Monies paid by Law Aid must be refunded if the case is successful but not otherwise. In addition, if successful, the client is required to pay 5.5 per cent of the award or settlement to Law Aid.
Further enquiries should be directed to The Manager, Law Aid, on (03) 9225 6703
Civil Litigation Assistance Scheme
The Civil Litigation Assistance Scheme (CLAS) has been established by Legal Aid Western Australia to assist plaintiffs who are unable to pay the costs of civil proceedings and are otherwise ineligible for a grant of legal aid. This includes funding for representation in meritorious appeals from decisions of the Western Australian Supreme Court or District Court. Funding covers both professional legal fees and disbursements, although disbursement only grants are unavailable. Matters for which funds may be granted include personal injury claims, medical negligence, public liability, dependency/inheritance claims, breach of contract and insurance. Funding does not cover family or criminal law matters, immigration matters, commercial disputes, environmental matters, defamation, prerogative writs and workers compensation matters, amongst others.
Eligibility is determined by a means test and merits test. Under the former, the applicant’s gross family income should not exceed $80,000 per annum and their assets must be of ‘reasonable value’. Under the latter test, consideration is to be given, amongst other things, to the likelihood of success of the applicant’s claim and the ability of the defendant to pay any awarded damages and costs. In addition, legal assistance will only be granted where the cause of action arose in Western Australia and where the original proceedings were or will be commenced in Western Australia.

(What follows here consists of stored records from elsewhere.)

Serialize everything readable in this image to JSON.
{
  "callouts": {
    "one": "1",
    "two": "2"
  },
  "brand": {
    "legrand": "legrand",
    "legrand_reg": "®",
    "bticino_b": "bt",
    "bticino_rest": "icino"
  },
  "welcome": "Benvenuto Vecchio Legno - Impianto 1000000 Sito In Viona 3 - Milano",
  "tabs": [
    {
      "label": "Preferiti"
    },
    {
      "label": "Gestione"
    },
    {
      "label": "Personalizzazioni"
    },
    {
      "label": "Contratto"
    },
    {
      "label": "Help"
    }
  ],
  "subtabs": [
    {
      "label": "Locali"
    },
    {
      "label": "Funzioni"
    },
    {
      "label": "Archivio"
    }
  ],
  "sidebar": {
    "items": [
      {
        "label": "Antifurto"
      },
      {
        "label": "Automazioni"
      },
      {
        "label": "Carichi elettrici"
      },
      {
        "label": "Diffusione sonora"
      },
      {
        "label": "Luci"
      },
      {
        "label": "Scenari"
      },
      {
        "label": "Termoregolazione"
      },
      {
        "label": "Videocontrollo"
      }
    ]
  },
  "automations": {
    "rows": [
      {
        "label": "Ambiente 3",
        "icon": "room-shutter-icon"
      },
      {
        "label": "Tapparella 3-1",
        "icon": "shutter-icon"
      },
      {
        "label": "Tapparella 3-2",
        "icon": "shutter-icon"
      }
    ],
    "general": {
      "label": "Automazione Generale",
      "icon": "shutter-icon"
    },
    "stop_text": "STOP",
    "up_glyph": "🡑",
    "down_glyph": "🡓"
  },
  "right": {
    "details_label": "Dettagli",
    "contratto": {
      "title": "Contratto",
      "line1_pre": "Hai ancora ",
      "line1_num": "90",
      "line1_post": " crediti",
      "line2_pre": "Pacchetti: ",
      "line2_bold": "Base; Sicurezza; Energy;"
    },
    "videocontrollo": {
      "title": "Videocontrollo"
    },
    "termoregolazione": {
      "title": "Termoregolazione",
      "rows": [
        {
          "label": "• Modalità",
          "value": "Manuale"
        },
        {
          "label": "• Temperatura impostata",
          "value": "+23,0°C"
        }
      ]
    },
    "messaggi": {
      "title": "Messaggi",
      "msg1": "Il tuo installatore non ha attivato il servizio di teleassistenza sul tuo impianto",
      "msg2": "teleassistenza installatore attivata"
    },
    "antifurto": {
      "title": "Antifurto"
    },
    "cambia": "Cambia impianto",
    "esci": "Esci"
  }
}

Applications may only be made by private legal practitioners acting on behalf of applicants. The Director of Legal Aid assesses the applications, through discretionary consultation with the CLAS Advisory Panel. Determinations are made pursuant to the CLAS Conditions of Assistance. Funding is approved in stages that are indicated on the grant of assistance letter. Once all work authorised under a stage has been completed, the legal practitioner can submit a lump sum account for payment along with a progress report.
Applicants who are successful in their claim are required to pay to the Legal Aid Commission both the entirety of recovered costs including GST, and a Conditional Fee ordinarily fixed at 20% of the judgment amount (excluding special damages). Applicants who are unsuccessful do not need to pay the Scheme, however they may be required to pay the other party’s costs.
Further enquiries about the scheme should be directed to the Administrator, Civil Litigation Assistance Scheme, at email@example.com. Applications may be downloaded at www.legalaid.wa.gov.au/LegalAidServices/specialist/Pages/CivilLitigationAssistanceScheme.aspx.